### Brief
With the records below as input, work out how many lines include the word "type". Give only the number.

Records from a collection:
= = = = =

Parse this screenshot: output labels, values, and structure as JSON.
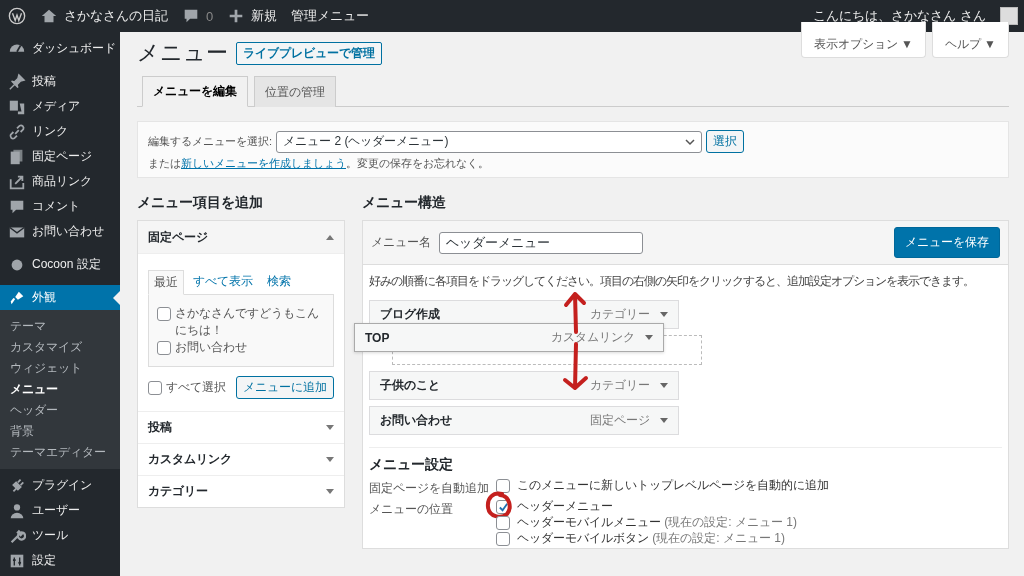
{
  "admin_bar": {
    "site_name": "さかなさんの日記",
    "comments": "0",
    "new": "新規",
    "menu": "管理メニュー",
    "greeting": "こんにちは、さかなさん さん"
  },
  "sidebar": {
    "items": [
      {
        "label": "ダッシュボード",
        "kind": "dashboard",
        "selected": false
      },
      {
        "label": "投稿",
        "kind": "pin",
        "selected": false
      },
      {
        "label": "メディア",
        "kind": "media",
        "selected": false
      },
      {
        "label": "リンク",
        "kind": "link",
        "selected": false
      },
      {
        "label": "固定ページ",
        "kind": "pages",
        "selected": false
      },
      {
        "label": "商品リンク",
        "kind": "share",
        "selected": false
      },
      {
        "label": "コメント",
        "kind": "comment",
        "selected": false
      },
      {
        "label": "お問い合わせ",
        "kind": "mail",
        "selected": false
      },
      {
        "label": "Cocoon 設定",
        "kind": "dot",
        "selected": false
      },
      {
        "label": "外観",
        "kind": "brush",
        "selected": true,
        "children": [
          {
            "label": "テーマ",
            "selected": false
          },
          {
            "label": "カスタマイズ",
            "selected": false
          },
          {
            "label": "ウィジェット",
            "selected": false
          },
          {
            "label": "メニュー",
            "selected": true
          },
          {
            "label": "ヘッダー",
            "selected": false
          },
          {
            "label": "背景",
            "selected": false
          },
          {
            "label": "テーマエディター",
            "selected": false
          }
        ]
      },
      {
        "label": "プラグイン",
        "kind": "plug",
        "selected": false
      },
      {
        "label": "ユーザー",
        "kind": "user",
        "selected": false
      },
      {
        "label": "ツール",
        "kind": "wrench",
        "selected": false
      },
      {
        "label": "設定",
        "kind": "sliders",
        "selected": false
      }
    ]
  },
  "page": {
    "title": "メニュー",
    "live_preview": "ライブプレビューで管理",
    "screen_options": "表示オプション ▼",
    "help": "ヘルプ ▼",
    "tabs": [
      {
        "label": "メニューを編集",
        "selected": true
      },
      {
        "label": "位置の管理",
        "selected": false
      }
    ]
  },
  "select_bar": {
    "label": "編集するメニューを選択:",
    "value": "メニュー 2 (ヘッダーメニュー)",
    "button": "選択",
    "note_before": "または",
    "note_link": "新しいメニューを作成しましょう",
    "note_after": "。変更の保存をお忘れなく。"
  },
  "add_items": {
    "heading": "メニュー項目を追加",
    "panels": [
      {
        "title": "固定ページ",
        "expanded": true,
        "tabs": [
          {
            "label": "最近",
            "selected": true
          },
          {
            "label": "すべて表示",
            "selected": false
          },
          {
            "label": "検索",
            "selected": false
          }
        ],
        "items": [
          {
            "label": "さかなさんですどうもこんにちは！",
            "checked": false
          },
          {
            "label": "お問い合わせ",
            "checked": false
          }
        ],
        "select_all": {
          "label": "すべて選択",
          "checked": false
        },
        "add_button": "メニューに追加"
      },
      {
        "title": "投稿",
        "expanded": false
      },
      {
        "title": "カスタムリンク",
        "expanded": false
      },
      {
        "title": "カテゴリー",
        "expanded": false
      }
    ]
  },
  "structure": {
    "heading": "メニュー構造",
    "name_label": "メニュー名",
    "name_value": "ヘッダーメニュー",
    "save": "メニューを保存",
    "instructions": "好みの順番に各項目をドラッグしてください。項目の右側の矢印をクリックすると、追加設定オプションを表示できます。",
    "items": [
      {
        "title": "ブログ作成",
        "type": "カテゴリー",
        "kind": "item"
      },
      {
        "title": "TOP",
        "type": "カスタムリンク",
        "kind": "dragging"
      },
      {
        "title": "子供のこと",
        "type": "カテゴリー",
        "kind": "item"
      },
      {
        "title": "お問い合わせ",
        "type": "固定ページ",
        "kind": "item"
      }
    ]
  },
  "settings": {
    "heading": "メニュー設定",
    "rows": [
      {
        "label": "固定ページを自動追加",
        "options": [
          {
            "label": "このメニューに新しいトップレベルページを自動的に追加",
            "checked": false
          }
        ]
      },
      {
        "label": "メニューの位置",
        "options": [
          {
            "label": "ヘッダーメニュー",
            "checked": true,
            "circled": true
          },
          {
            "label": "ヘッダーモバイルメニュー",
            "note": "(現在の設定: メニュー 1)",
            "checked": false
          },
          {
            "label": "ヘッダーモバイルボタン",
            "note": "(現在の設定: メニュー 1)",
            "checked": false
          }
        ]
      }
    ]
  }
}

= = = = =

### Task solution
4